■ WORK INSTRUCTION: Scan the records for the string "this" and state how many lines contain it, using the number alone.
[[ DATA TO PROCESS, beginning ]]
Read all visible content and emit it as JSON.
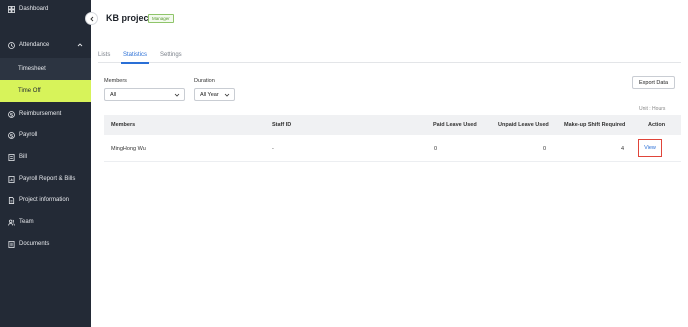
{
  "sidebar": {
    "items": [
      {
        "label": "Dashboard",
        "icon": "grid-icon"
      },
      {
        "label": "Attendance",
        "icon": "clock-icon"
      },
      {
        "label": "Timesheet"
      },
      {
        "label": "Time Off"
      },
      {
        "label": "Reimbursement",
        "icon": "dollar-circle-icon"
      },
      {
        "label": "Payroll",
        "icon": "dollar-circle-icon"
      },
      {
        "label": "Bill",
        "icon": "receipt-icon"
      },
      {
        "label": "Payroll Report & Bills",
        "icon": "report-icon"
      },
      {
        "label": "Project information",
        "icon": "file-icon"
      },
      {
        "label": "Team",
        "icon": "team-icon"
      },
      {
        "label": "Documents",
        "icon": "document-icon"
      }
    ],
    "active_item": "Time Off",
    "accent_color": "#d7f35a"
  },
  "header": {
    "title": "KB project",
    "badge": "Manager"
  },
  "tabs": [
    {
      "label": "Lists"
    },
    {
      "label": "Statistics"
    },
    {
      "label": "Settings"
    }
  ],
  "active_tab": "Statistics",
  "filters": {
    "members_label": "Members",
    "members_value": "All",
    "duration_label": "Duration",
    "duration_value": "All Year"
  },
  "export_label": "Export Data",
  "unit_text": "Unit : Hours",
  "table": {
    "headers": [
      "Members",
      "Staff ID",
      "Paid Leave Used",
      "Unpaid Leave Used",
      "Make-up Shift Required",
      "Action"
    ],
    "rows": [
      {
        "member": "MingHong Wu",
        "staff_id": "-",
        "paid": "0",
        "unpaid": "0",
        "makeup": "4",
        "action": "View"
      }
    ]
  }
}
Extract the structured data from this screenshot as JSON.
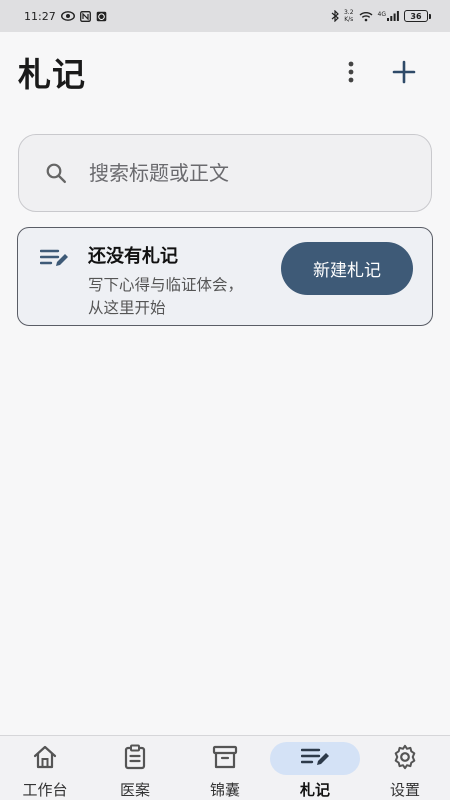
{
  "status_bar": {
    "time": "11:27",
    "net_speed_value": "3.2",
    "net_speed_unit": "K/s",
    "network_type": "4G",
    "battery": "36"
  },
  "header": {
    "title": "札记"
  },
  "search": {
    "placeholder": "搜索标题或正文"
  },
  "empty_state": {
    "title": "还没有札记",
    "description": "写下心得与临证体会，从这里开始",
    "button_label": "新建札记"
  },
  "bottom_nav": {
    "items": [
      {
        "label": "工作台",
        "icon": "home-icon"
      },
      {
        "label": "医案",
        "icon": "clipboard-icon"
      },
      {
        "label": "锦囊",
        "icon": "archive-icon"
      },
      {
        "label": "札记",
        "icon": "notes-edit-icon",
        "active": true
      },
      {
        "label": "设置",
        "icon": "gear-icon"
      }
    ]
  },
  "colors": {
    "accent": "#3e5a77",
    "active_nav_bg": "#d4e2f6"
  }
}
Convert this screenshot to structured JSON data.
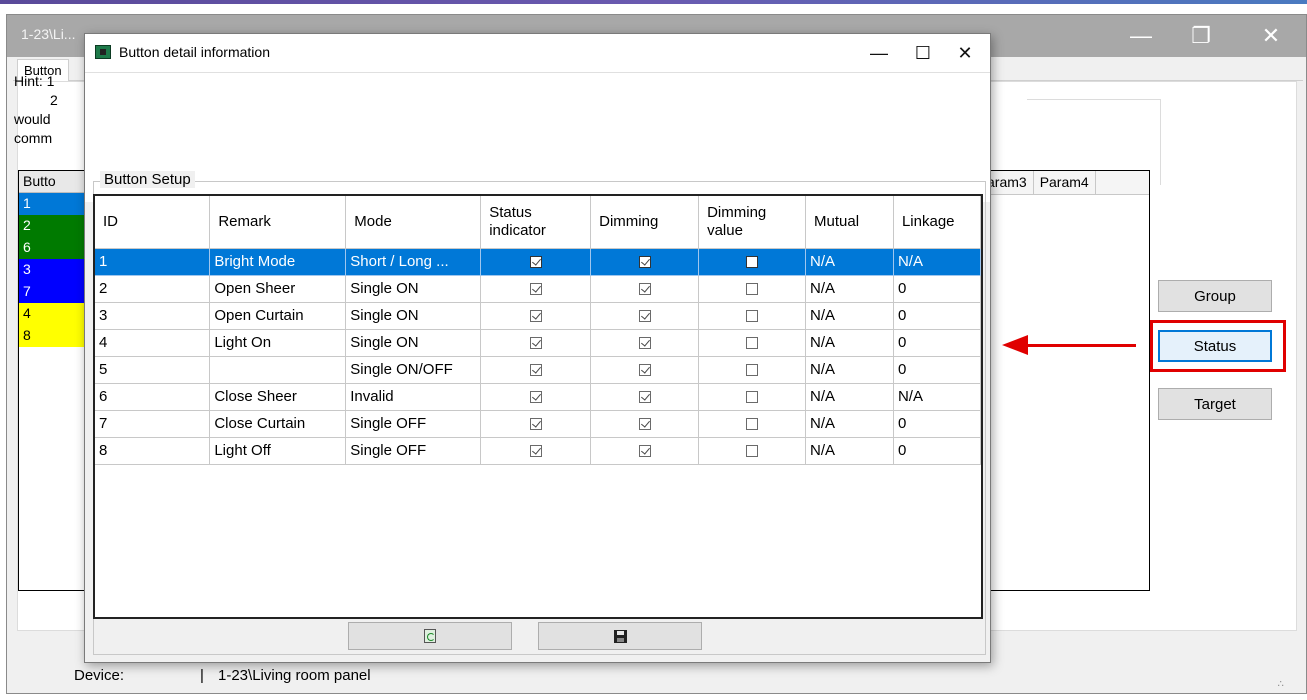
{
  "background_window": {
    "title": "1-23\\Li...",
    "tab_label": "Button",
    "hint_lines": [
      "Hint: 1",
      "2",
      "would",
      "comm"
    ],
    "list_header": "Butto",
    "list_items": [
      {
        "label": "1",
        "color": "#0078d7"
      },
      {
        "label": "2",
        "color": "#007a00"
      },
      {
        "label": "6",
        "color": "#007a00"
      },
      {
        "label": "3",
        "color": "#0000ff"
      },
      {
        "label": "7",
        "color": "#0000ff"
      },
      {
        "label": "4",
        "color": "#ffff00"
      },
      {
        "label": "8",
        "color": "#ffff00"
      }
    ],
    "grid_headers": [
      "aram3",
      "Param4"
    ],
    "side_buttons": {
      "group": "Group",
      "status": "Status",
      "target": "Target"
    },
    "status_bar": {
      "label": "Device:",
      "separator": "|",
      "value": "1-23\\Living room panel"
    }
  },
  "dialog": {
    "title": "Button detail information",
    "group_title": "Button Setup",
    "columns": [
      "ID",
      "Remark",
      "Mode",
      "Status indicator",
      "Dimming",
      "Dimming value",
      "Mutual",
      "Linkage"
    ],
    "rows": [
      {
        "id": "1",
        "remark": "Bright Mode",
        "mode": "Short / Long ...",
        "status_indicator": true,
        "dimming": true,
        "dimming_value": false,
        "mutual": "N/A",
        "linkage": "N/A",
        "selected": true
      },
      {
        "id": "2",
        "remark": "Open Sheer",
        "mode": "Single ON",
        "status_indicator": true,
        "dimming": true,
        "dimming_value": false,
        "mutual": "N/A",
        "linkage": "0",
        "selected": false
      },
      {
        "id": "3",
        "remark": "Open Curtain",
        "mode": "Single ON",
        "status_indicator": true,
        "dimming": true,
        "dimming_value": false,
        "mutual": "N/A",
        "linkage": "0",
        "selected": false
      },
      {
        "id": "4",
        "remark": "Light On",
        "mode": "Single ON",
        "status_indicator": true,
        "dimming": true,
        "dimming_value": false,
        "mutual": "N/A",
        "linkage": "0",
        "selected": false
      },
      {
        "id": "5",
        "remark": "",
        "mode": "Single ON/OFF",
        "status_indicator": true,
        "dimming": true,
        "dimming_value": false,
        "mutual": "N/A",
        "linkage": "0",
        "selected": false
      },
      {
        "id": "6",
        "remark": "Close Sheer",
        "mode": "Invalid",
        "status_indicator": true,
        "dimming": true,
        "dimming_value": false,
        "mutual": "N/A",
        "linkage": "N/A",
        "selected": false
      },
      {
        "id": "7",
        "remark": "Close Curtain",
        "mode": "Single OFF",
        "status_indicator": true,
        "dimming": true,
        "dimming_value": false,
        "mutual": "N/A",
        "linkage": "0",
        "selected": false
      },
      {
        "id": "8",
        "remark": "Light Off",
        "mode": "Single OFF",
        "status_indicator": true,
        "dimming": true,
        "dimming_value": false,
        "mutual": "N/A",
        "linkage": "0",
        "selected": false
      }
    ],
    "buttons": {
      "refresh_icon": "refresh-icon",
      "save_icon": "save-icon"
    }
  },
  "annotation": {
    "arrow_color": "#e00000",
    "highlight_color": "#e00000"
  }
}
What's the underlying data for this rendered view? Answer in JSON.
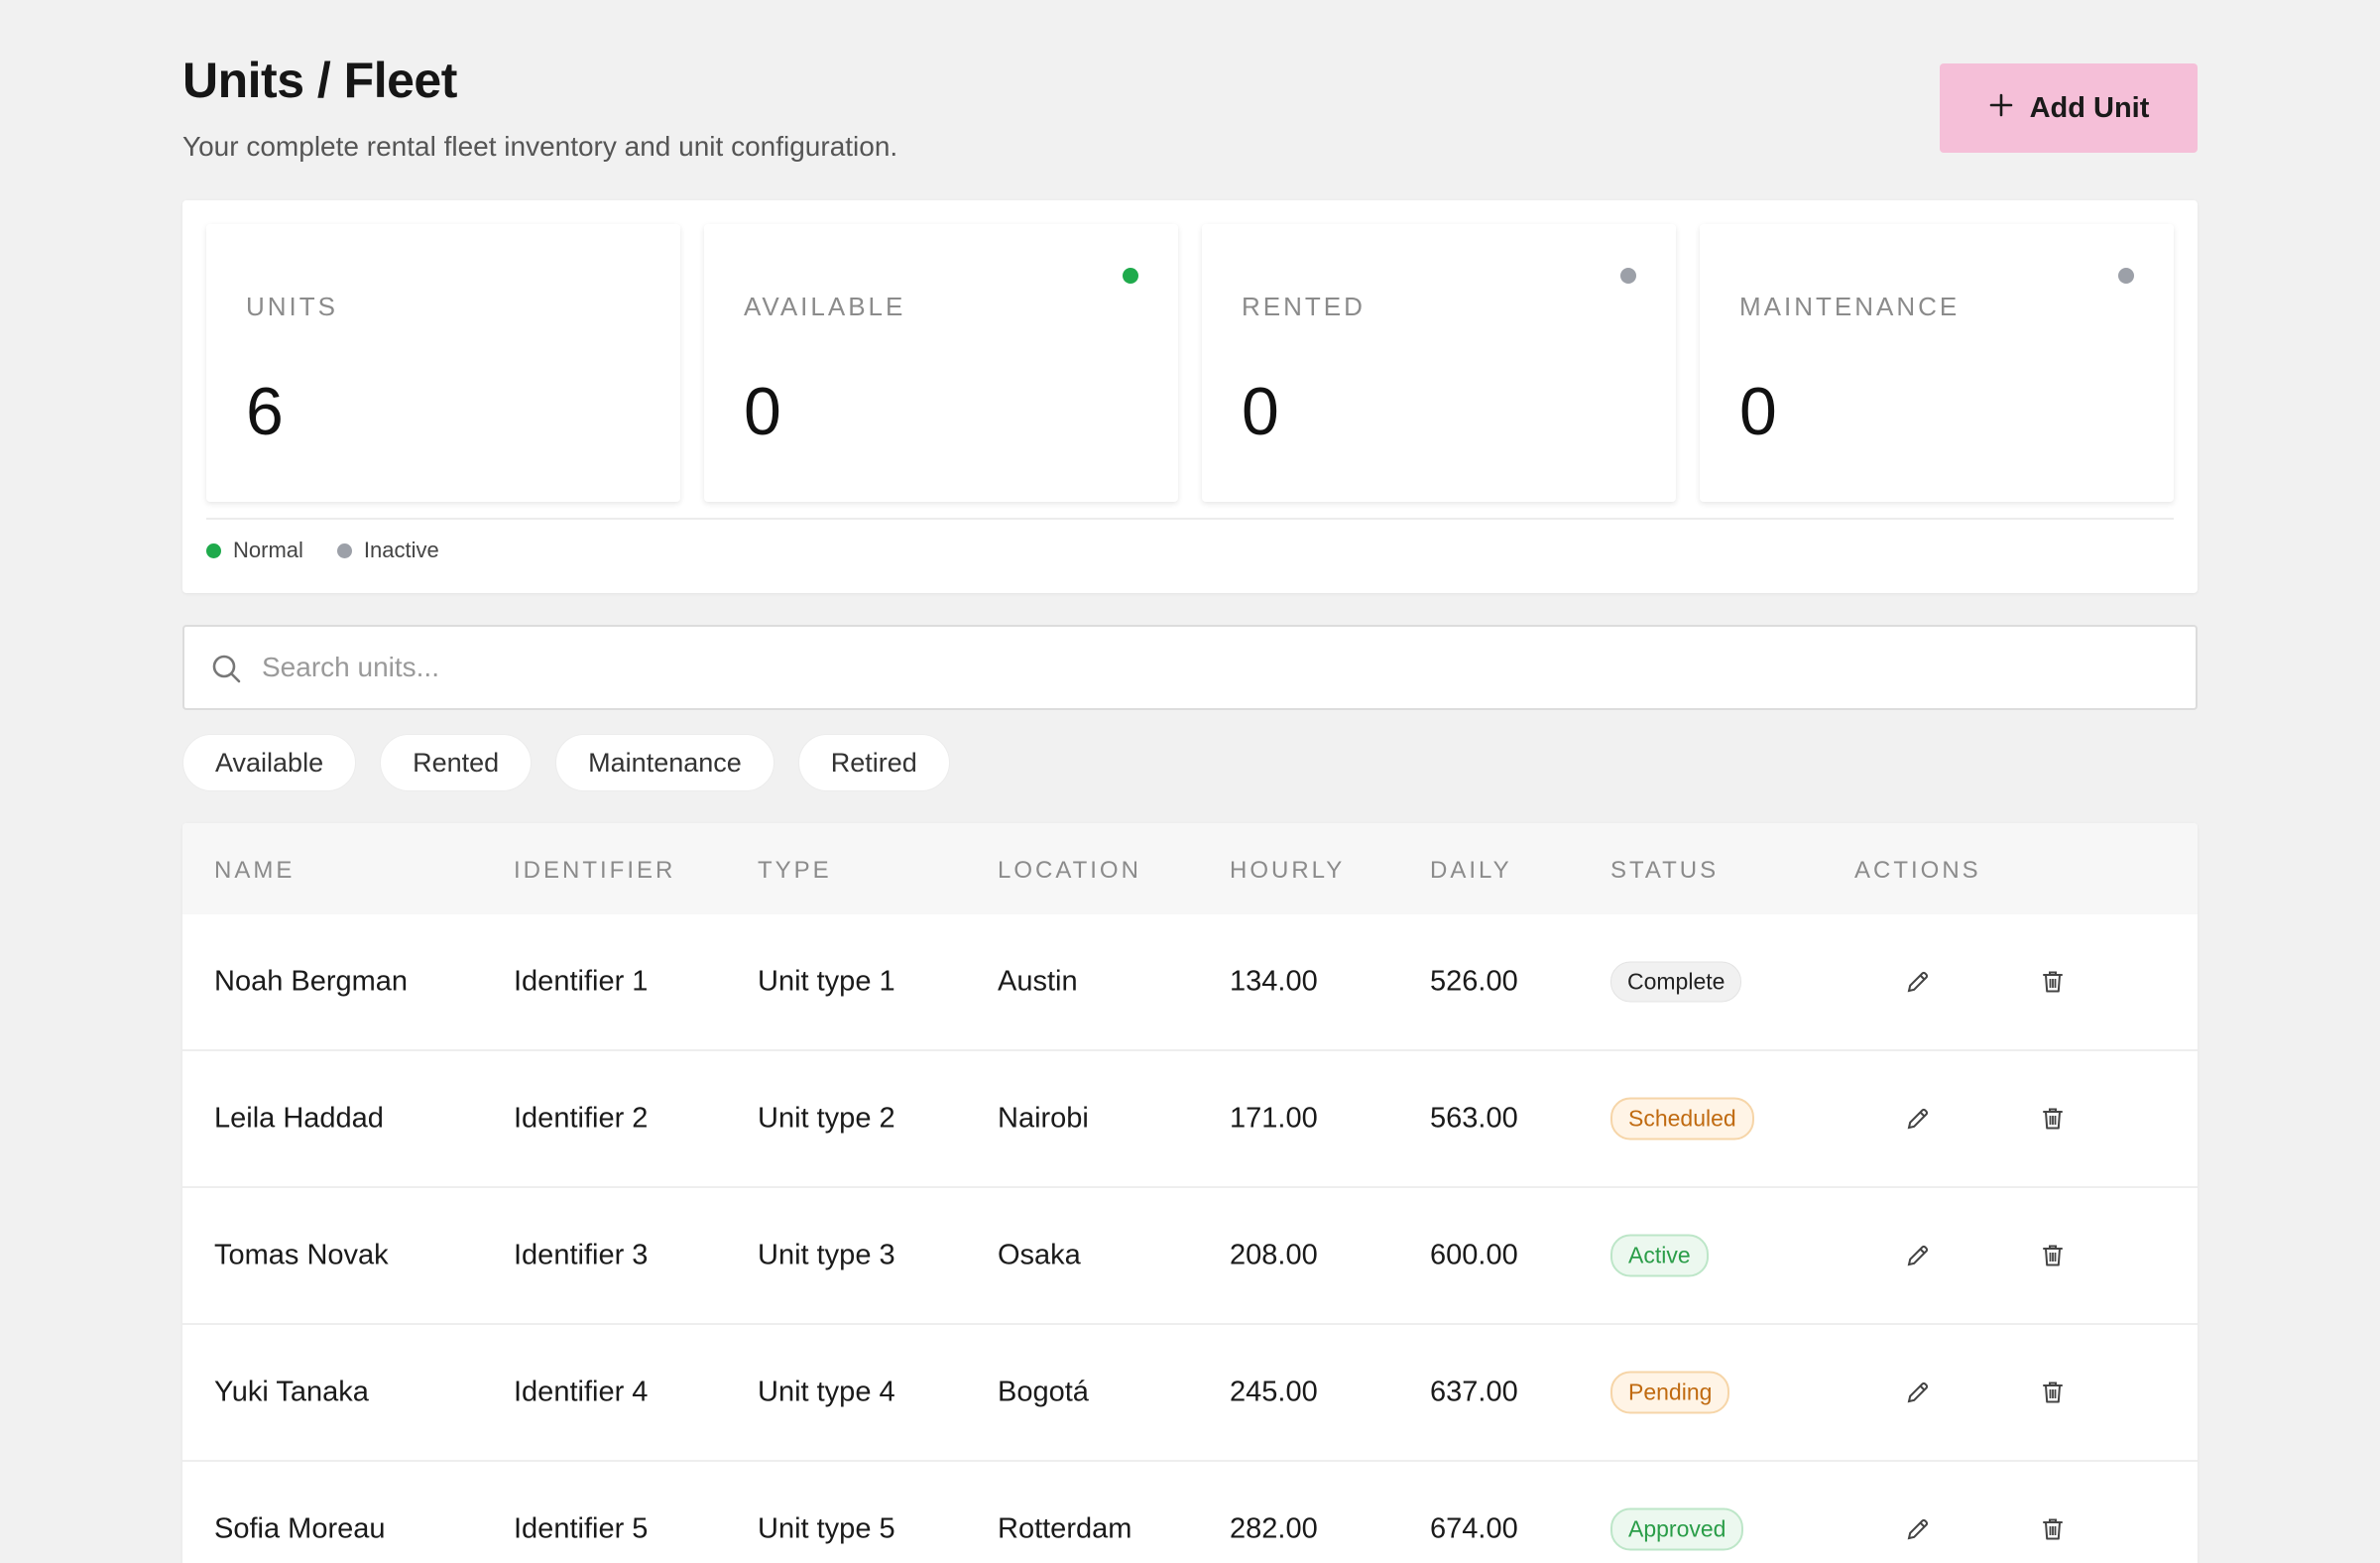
{
  "header": {
    "title": "Units / Fleet",
    "subtitle": "Your complete rental fleet inventory and unit configuration.",
    "add_button_icon": "plus-icon",
    "add_button_label": "Add Unit",
    "add_button_color": "#f5bfd8"
  },
  "stats": [
    {
      "label": "UNITS",
      "value": "6",
      "dot": null
    },
    {
      "label": "AVAILABLE",
      "value": "0",
      "dot": "#1faa4c"
    },
    {
      "label": "RENTED",
      "value": "0",
      "dot": "#9ca0a8"
    },
    {
      "label": "MAINTENANCE",
      "value": "0",
      "dot": "#9ca0a8"
    }
  ],
  "legend": [
    {
      "label": "Normal",
      "color": "#1faa4c"
    },
    {
      "label": "Inactive",
      "color": "#9ca0a8"
    }
  ],
  "search": {
    "placeholder": "Search units...",
    "icon": "search-icon"
  },
  "filters": [
    "Available",
    "Rented",
    "Maintenance",
    "Retired"
  ],
  "table": {
    "columns": [
      "NAME",
      "IDENTIFIER",
      "TYPE",
      "LOCATION",
      "HOURLY",
      "DAILY",
      "STATUS",
      "ACTIONS"
    ],
    "rows": [
      {
        "name": "Noah Bergman",
        "identifier": "Identifier 1",
        "type": "Unit type 1",
        "location": "Austin",
        "hourly": "134.00",
        "daily": "526.00",
        "status": "Complete"
      },
      {
        "name": "Leila Haddad",
        "identifier": "Identifier 2",
        "type": "Unit type 2",
        "location": "Nairobi",
        "hourly": "171.00",
        "daily": "563.00",
        "status": "Scheduled"
      },
      {
        "name": "Tomas Novak",
        "identifier": "Identifier 3",
        "type": "Unit type 3",
        "location": "Osaka",
        "hourly": "208.00",
        "daily": "600.00",
        "status": "Active"
      },
      {
        "name": "Yuki Tanaka",
        "identifier": "Identifier 4",
        "type": "Unit type 4",
        "location": "Bogotá",
        "hourly": "245.00",
        "daily": "637.00",
        "status": "Pending"
      },
      {
        "name": "Sofia Moreau",
        "identifier": "Identifier 5",
        "type": "Unit type 5",
        "location": "Rotterdam",
        "hourly": "282.00",
        "daily": "674.00",
        "status": "Approved"
      }
    ],
    "action_icons": [
      "pencil-icon",
      "trash-icon"
    ]
  }
}
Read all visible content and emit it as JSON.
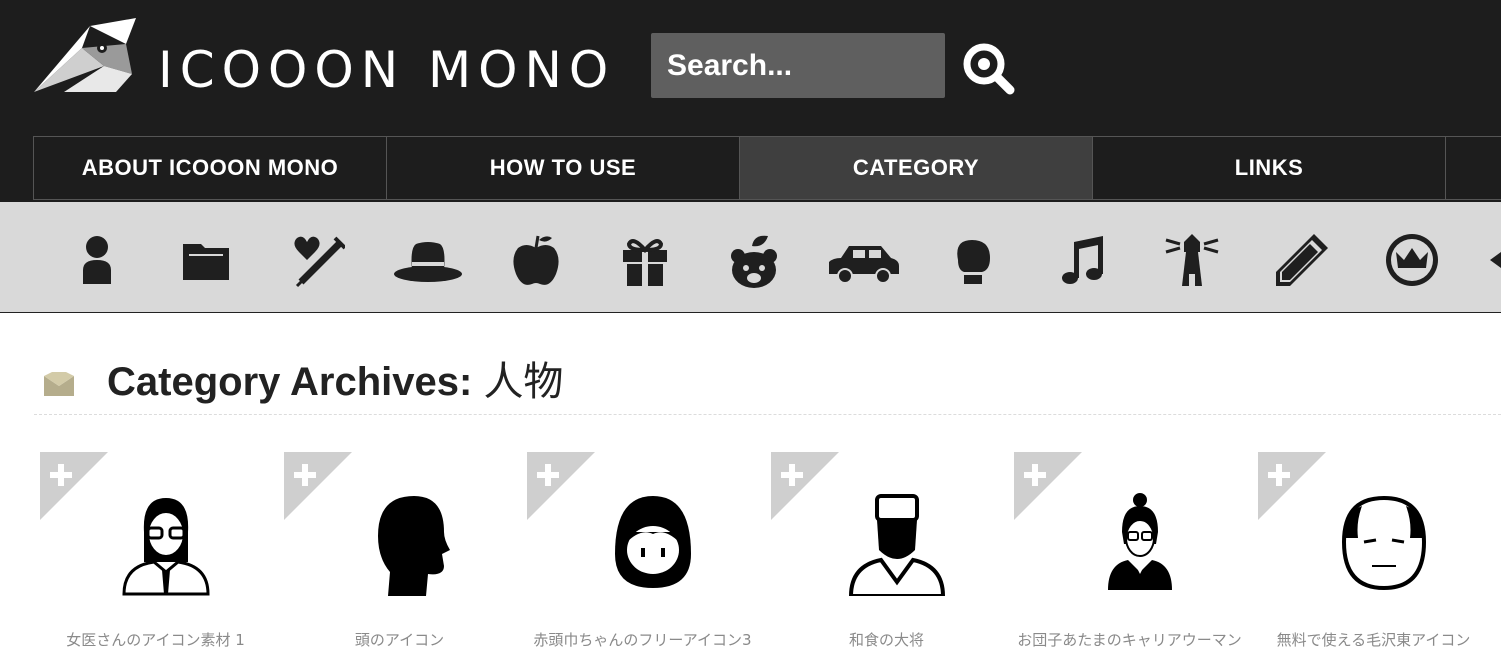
{
  "header": {
    "logo_text": "ICOOON MONO",
    "search": {
      "placeholder": "Search..."
    }
  },
  "nav": [
    {
      "label": "ABOUT ICOOON MONO"
    },
    {
      "label": "HOW TO USE"
    },
    {
      "label": "CATEGORY",
      "active": true
    },
    {
      "label": "LINKS"
    }
  ],
  "categories": [
    "person-icon",
    "folder-icon",
    "medical-icon",
    "hat-icon",
    "apple-icon",
    "gift-icon",
    "bear-icon",
    "car-icon",
    "boxing-glove-icon",
    "music-note-icon",
    "lighthouse-icon",
    "pencil-icon",
    "crown-icon"
  ],
  "page": {
    "title_prefix": "Category Archives: ",
    "title_category": "人物"
  },
  "icons": [
    {
      "label": "女医さんのアイコン素材 1",
      "icon": "female-doctor-icon"
    },
    {
      "label": "頭のアイコン",
      "icon": "head-icon"
    },
    {
      "label": "赤頭巾ちゃんのフリーアイコン3",
      "icon": "red-riding-hood-icon"
    },
    {
      "label": "和食の大将",
      "icon": "japanese-chef-icon"
    },
    {
      "label": "お団子あたまのキャリアウーマン",
      "icon": "career-woman-icon"
    },
    {
      "label": "無料で使える毛沢東アイコン",
      "icon": "old-man-icon"
    }
  ],
  "colors": {
    "header_bg": "#1d1d1d",
    "strip_bg": "#d9d9d9",
    "active_nav": "#3f3f3f",
    "label": "#8a8a8a"
  }
}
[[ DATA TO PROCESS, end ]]
■ THE ANSWER: 3